START Input records

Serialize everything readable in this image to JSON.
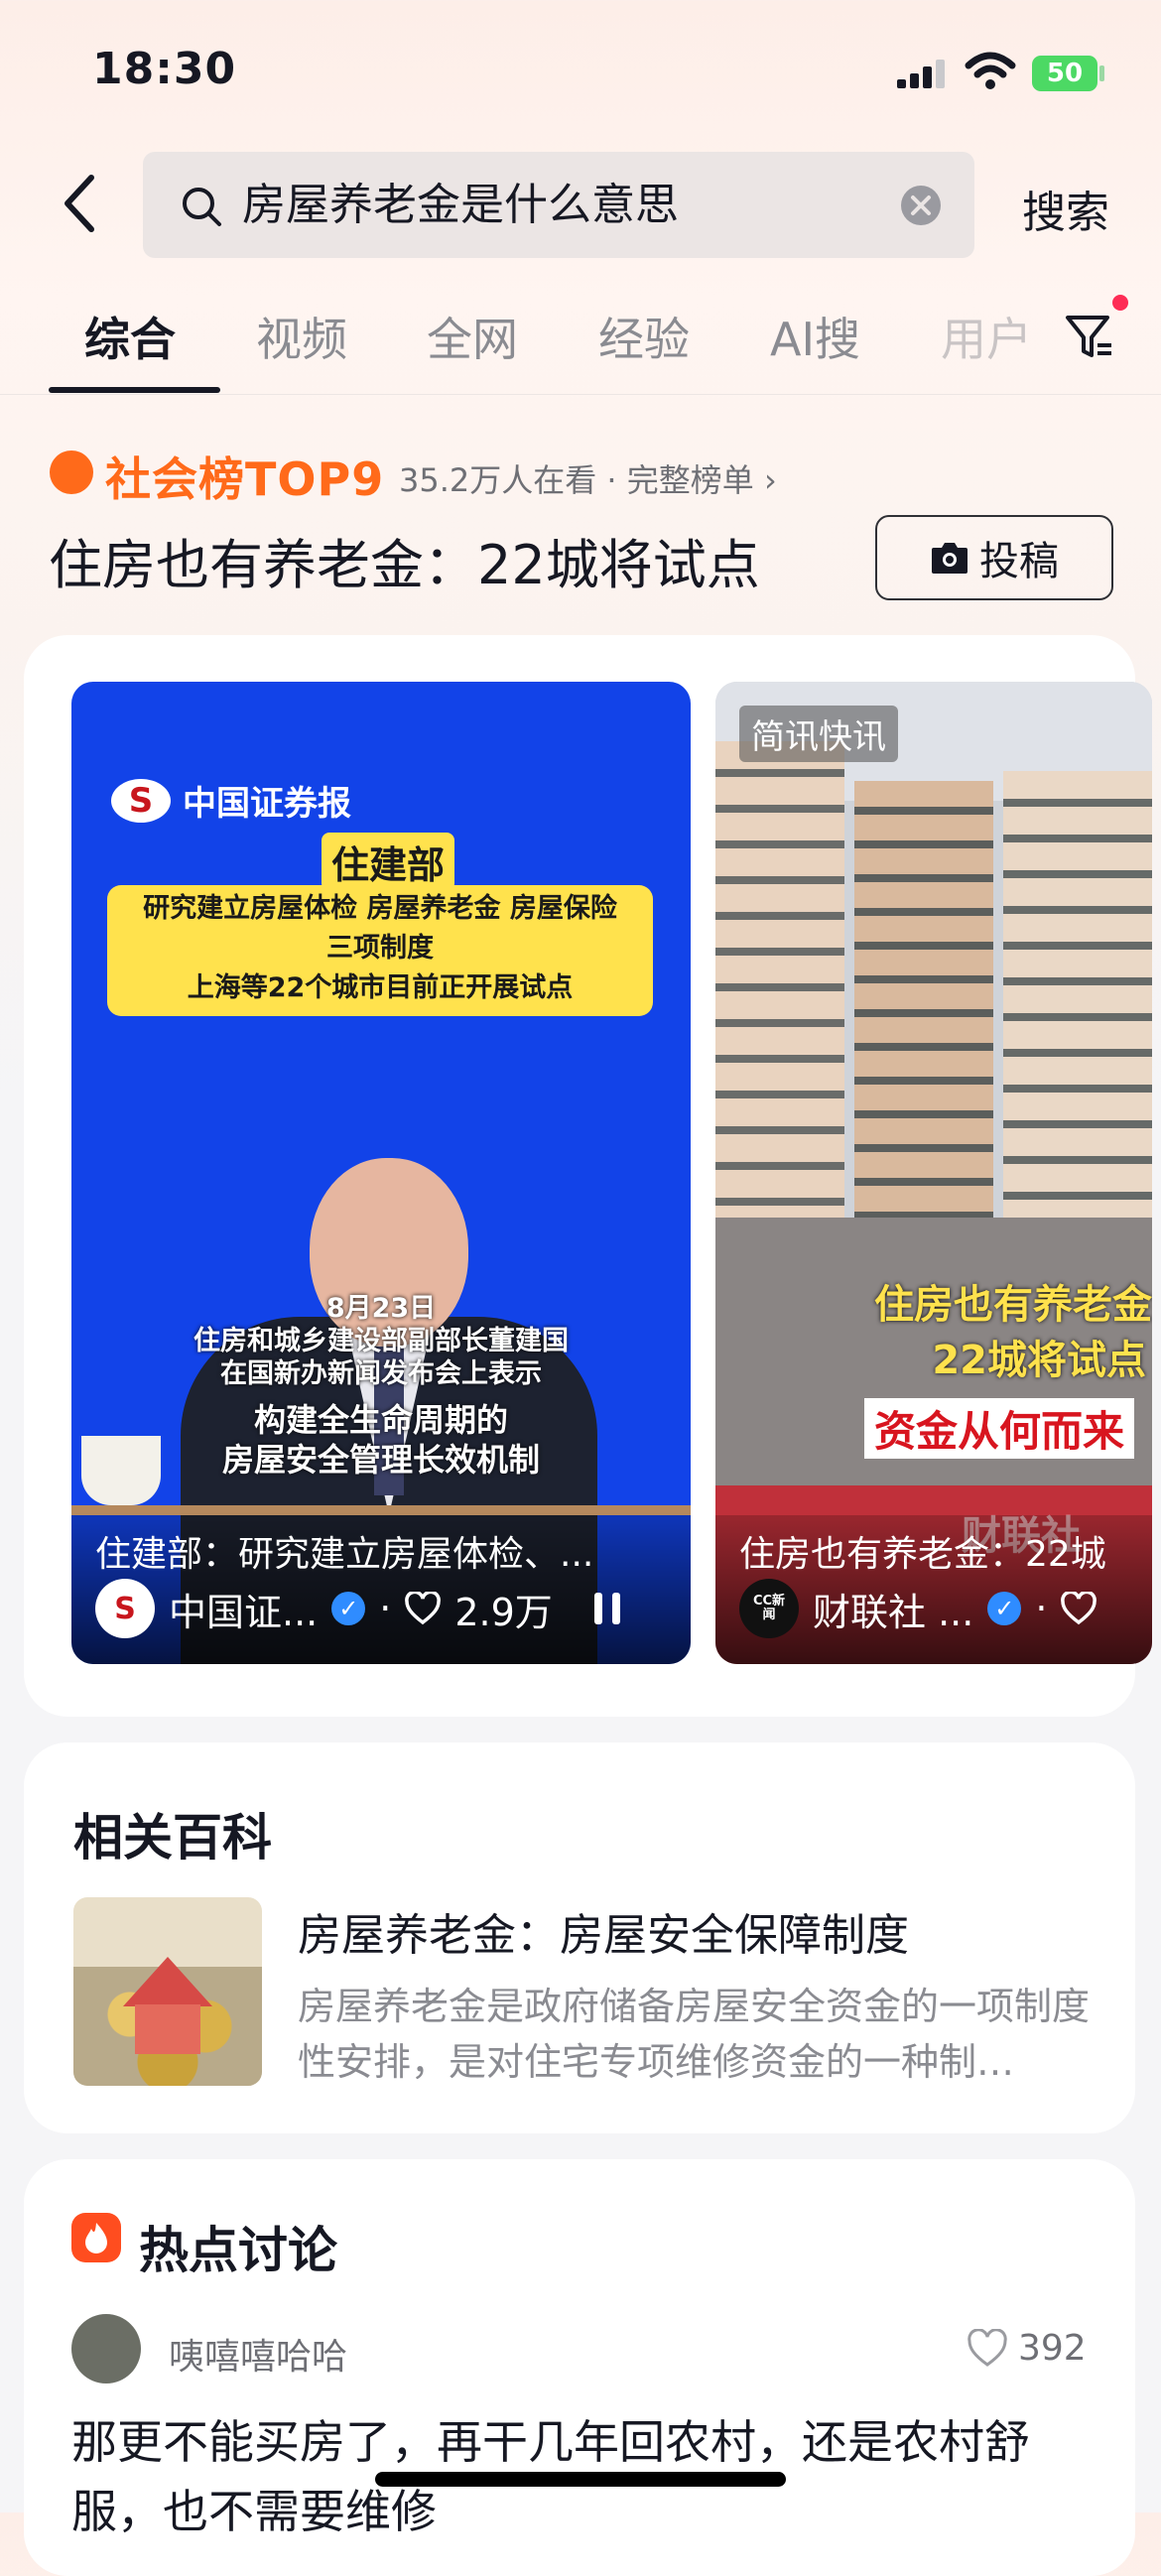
{
  "status_bar": {
    "time": "18:30",
    "battery": "50"
  },
  "search": {
    "query": "房屋养老金是什么意思",
    "button_label": "搜索"
  },
  "tabs": [
    {
      "label": "综合",
      "active": true
    },
    {
      "label": "视频",
      "active": false
    },
    {
      "label": "全网",
      "active": false
    },
    {
      "label": "经验",
      "active": false
    },
    {
      "label": "AI搜",
      "active": false
    },
    {
      "label": "用户",
      "active": false
    }
  ],
  "hot_list": {
    "badge": "社会榜TOP9",
    "meta": "35.2万人在看 · 完整榜单",
    "topic": "住房也有养老金：22城将试点",
    "submit_label": "投稿"
  },
  "videos": [
    {
      "brand": "中国证券报",
      "headline": "住建部",
      "banner_lines": [
        "研究建立房屋体检 房屋养老金 房屋保险",
        "三项制度",
        "上海等22个城市目前正开展试点"
      ],
      "overlay_lines": [
        "8月23日",
        "住房和城乡建设部副部长董建国",
        "在国新办新闻发布会上表示"
      ],
      "overlay_bold": [
        "构建全生命周期的",
        "房屋安全管理长效机制"
      ],
      "caption": "住建部：研究建立房屋体检、...",
      "author": "中国证...",
      "likes": "2.9万"
    },
    {
      "tag": "简讯快讯",
      "overlay_lines": [
        "住房也有养老金",
        "22城将试点"
      ],
      "overlay_red": "资金从何而来",
      "watermark": "财联社",
      "caption": "住房也有养老金：22城",
      "author": "财联社 ...",
      "author_avatar_text": "CC新闻"
    }
  ],
  "encyclopedia": {
    "section_title": "相关百科",
    "title": "房屋养老金：房屋安全保障制度",
    "description": "房屋养老金是政府储备房屋安全资金的一项制度性安排，是对住宅专项维修资金的一种制…"
  },
  "discussion": {
    "section_title": "热点讨论",
    "comment": {
      "user": "咦嘻嘻哈哈",
      "likes": "392",
      "text": "那更不能买房了，再干几年回农村，还是农村舒服，也不需要维修"
    }
  },
  "colors": {
    "accent_orange": "#ff6a1a",
    "video_blue": "#1243e8",
    "banner_yellow": "#ffe24d",
    "red_dot": "#fe2c55"
  },
  "icons": [
    "back-chevron-icon",
    "search-icon",
    "clear-icon",
    "filter-icon",
    "camera-icon",
    "heart-icon",
    "pause-icon",
    "verified-icon",
    "fire-icon"
  ]
}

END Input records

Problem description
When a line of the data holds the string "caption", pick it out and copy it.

Response to this exercise
      "caption": "住建部：研究建立房屋体检、...",
      "caption": "住房也有养老金：22城",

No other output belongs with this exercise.